EXERCISE DIRECTIONS:
Count each line below that has the word "with" in it, and give only the total.
EXERCISE MATERIAL below:
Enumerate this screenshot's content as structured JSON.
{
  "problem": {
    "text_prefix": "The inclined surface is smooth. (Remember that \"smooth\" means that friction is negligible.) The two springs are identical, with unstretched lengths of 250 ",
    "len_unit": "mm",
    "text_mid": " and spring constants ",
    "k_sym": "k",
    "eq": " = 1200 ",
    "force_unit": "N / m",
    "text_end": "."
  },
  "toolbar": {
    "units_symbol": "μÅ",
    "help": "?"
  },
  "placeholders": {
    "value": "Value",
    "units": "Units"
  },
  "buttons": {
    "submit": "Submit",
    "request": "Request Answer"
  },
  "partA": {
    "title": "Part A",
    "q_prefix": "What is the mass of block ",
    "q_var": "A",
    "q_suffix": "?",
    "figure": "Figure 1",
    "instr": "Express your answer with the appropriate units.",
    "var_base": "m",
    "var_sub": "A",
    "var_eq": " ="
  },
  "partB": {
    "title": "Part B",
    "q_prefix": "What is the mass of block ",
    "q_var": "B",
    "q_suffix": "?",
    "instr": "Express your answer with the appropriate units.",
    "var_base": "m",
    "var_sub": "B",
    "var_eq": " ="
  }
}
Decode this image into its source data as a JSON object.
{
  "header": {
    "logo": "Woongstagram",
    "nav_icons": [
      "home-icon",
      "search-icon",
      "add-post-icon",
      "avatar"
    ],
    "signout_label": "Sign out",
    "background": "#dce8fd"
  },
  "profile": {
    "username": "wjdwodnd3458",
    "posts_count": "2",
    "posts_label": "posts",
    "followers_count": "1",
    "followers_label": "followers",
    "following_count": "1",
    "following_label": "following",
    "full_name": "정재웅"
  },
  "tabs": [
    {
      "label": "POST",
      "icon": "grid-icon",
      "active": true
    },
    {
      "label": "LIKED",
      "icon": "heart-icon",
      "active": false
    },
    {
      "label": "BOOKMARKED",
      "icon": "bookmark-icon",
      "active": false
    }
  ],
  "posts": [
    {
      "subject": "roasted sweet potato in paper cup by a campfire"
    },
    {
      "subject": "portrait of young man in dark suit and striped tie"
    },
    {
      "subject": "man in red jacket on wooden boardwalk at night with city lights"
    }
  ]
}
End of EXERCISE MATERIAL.
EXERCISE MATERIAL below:
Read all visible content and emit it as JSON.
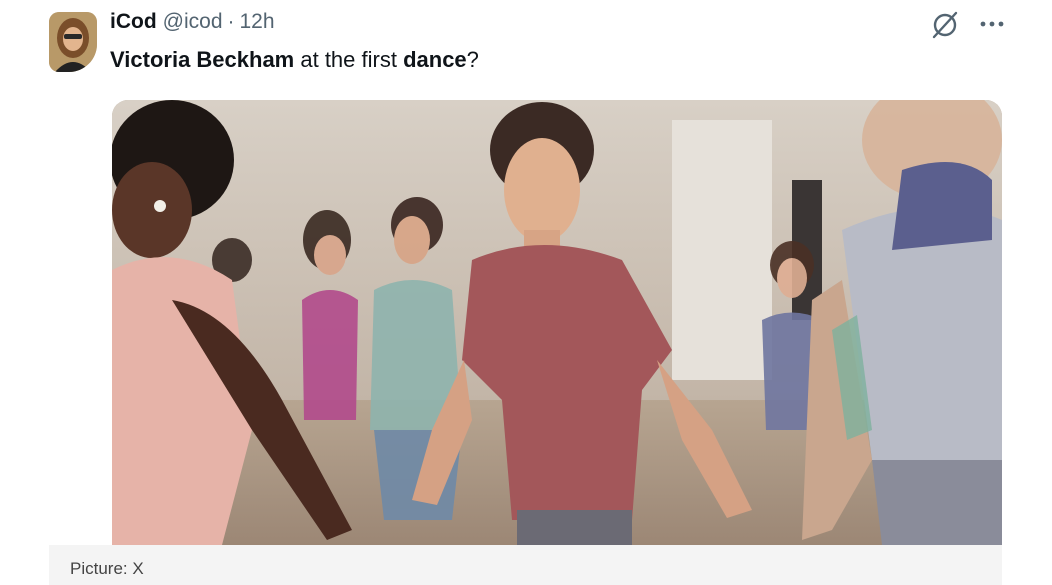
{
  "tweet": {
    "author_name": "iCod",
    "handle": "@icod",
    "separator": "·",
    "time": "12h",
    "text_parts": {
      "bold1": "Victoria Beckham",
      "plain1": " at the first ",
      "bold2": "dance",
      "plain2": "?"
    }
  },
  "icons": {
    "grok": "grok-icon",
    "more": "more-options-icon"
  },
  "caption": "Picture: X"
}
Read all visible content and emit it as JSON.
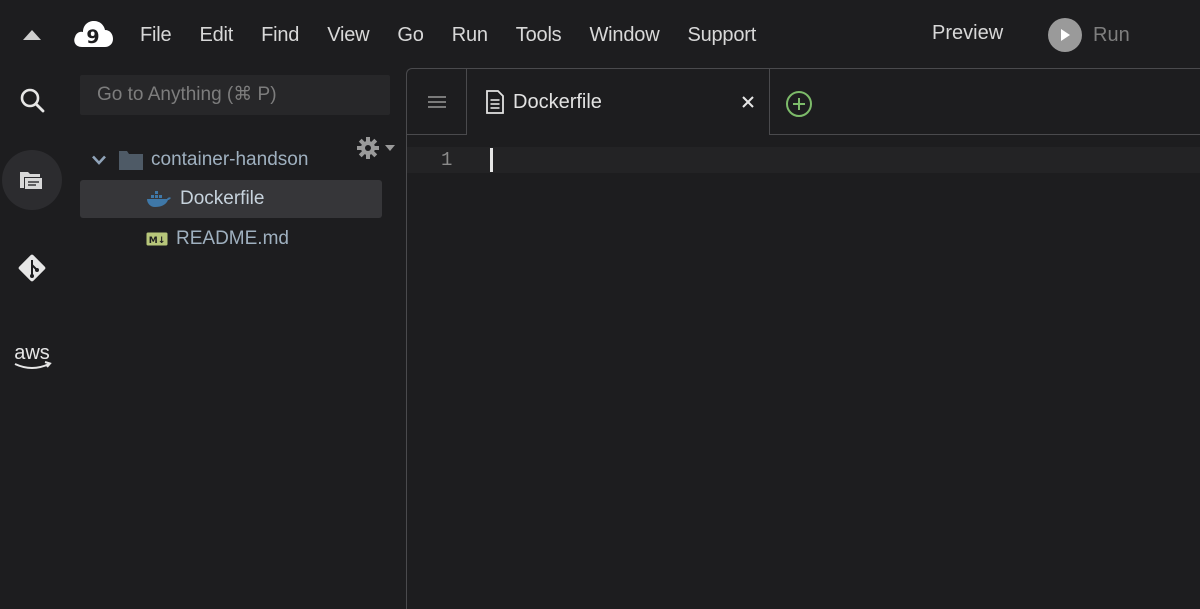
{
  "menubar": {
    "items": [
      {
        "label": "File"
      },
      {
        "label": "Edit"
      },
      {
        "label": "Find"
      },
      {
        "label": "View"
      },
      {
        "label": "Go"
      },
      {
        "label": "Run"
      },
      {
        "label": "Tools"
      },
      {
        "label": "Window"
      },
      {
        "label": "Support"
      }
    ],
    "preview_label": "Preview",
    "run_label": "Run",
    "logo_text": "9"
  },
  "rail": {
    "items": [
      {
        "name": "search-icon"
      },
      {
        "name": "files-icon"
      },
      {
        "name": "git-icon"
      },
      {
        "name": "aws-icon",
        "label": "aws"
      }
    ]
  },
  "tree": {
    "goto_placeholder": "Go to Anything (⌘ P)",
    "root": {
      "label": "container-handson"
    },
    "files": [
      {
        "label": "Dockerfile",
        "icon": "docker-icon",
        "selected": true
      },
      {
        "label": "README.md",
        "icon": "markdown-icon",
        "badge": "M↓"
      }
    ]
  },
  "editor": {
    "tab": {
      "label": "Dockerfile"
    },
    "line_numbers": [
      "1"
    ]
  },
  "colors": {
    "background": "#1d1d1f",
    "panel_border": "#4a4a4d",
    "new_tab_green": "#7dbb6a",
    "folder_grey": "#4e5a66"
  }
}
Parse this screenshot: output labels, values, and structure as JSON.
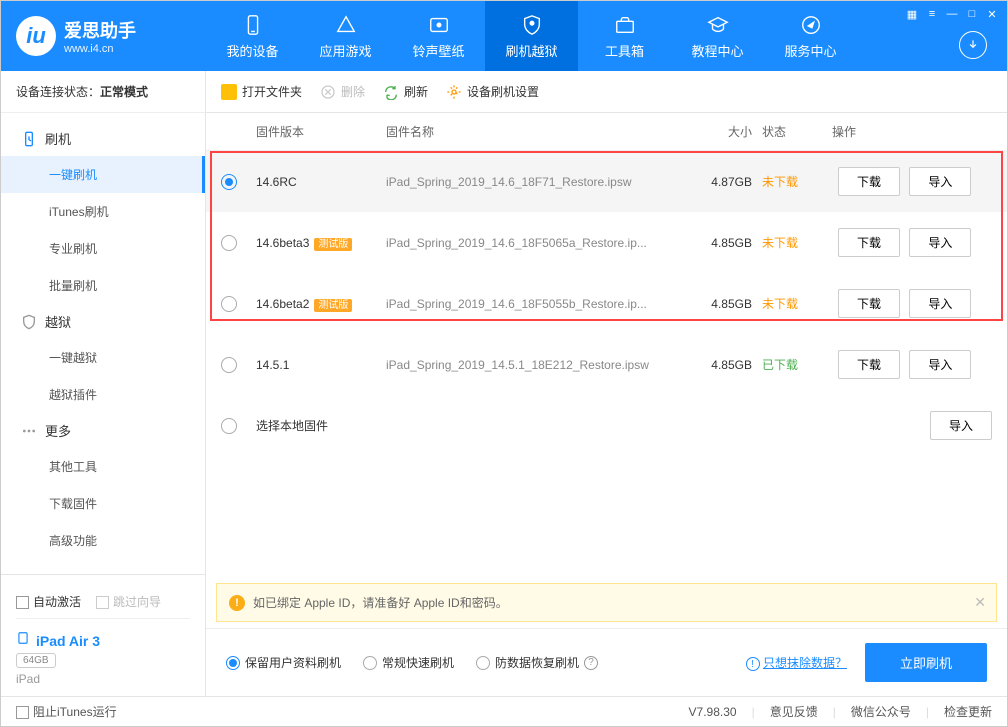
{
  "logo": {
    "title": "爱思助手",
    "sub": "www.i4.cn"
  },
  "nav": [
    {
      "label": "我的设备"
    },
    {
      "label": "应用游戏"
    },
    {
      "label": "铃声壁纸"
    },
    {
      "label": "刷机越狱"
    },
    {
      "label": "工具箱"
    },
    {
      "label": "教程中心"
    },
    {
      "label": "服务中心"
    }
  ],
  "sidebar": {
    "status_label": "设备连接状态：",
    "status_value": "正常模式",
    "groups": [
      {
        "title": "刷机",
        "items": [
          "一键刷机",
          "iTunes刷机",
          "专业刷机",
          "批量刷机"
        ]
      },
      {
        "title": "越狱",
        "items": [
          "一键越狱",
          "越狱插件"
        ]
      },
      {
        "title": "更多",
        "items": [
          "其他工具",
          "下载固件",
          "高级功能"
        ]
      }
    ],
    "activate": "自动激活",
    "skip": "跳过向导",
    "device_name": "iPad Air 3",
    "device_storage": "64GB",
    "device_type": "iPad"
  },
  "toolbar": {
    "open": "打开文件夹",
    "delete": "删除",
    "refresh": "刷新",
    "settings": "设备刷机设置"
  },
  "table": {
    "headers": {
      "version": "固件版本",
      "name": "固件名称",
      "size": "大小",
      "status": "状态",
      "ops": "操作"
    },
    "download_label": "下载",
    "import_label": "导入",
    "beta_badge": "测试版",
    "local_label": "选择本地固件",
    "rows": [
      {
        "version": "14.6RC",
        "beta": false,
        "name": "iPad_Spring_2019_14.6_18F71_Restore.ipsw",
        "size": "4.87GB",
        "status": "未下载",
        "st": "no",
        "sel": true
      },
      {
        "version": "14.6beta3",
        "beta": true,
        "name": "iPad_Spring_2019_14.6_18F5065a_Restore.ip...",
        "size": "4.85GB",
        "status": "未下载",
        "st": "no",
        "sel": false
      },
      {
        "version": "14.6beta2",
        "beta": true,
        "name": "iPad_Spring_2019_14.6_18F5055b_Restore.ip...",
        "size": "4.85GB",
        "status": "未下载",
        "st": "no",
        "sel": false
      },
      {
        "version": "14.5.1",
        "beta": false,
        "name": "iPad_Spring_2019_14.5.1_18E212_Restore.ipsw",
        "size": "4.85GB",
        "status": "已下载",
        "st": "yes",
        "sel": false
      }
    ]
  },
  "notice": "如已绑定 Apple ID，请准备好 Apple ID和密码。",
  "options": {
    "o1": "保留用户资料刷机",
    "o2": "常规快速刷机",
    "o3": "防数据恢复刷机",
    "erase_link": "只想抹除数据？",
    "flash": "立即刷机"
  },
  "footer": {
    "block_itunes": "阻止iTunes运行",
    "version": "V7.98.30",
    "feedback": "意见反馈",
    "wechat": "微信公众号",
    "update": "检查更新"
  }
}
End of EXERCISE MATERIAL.
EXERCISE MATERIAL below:
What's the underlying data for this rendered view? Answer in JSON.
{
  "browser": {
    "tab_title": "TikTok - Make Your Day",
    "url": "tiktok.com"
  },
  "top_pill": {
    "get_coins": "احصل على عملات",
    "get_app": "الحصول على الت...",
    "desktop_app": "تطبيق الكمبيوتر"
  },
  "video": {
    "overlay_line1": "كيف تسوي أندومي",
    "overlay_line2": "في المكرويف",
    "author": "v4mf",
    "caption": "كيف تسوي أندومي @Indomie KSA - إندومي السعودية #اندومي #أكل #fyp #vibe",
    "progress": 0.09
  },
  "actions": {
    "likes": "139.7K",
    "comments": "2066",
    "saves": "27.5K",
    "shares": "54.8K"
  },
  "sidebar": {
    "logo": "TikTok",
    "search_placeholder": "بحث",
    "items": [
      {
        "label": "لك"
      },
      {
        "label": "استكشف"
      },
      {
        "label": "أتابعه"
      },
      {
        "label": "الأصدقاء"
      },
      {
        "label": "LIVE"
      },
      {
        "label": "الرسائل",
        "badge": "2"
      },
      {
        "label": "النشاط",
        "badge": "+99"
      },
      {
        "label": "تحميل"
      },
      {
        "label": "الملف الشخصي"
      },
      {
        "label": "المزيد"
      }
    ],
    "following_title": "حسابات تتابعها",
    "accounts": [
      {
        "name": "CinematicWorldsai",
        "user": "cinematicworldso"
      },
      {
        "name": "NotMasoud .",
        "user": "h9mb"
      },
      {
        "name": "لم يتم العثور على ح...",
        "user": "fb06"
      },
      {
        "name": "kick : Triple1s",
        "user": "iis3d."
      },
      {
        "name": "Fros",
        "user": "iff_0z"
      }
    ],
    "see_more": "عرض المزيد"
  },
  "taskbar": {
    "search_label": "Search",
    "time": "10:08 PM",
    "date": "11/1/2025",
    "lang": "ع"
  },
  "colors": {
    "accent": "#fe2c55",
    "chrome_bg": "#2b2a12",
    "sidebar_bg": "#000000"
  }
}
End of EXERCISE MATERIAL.
FINISHED EXERCISE:
4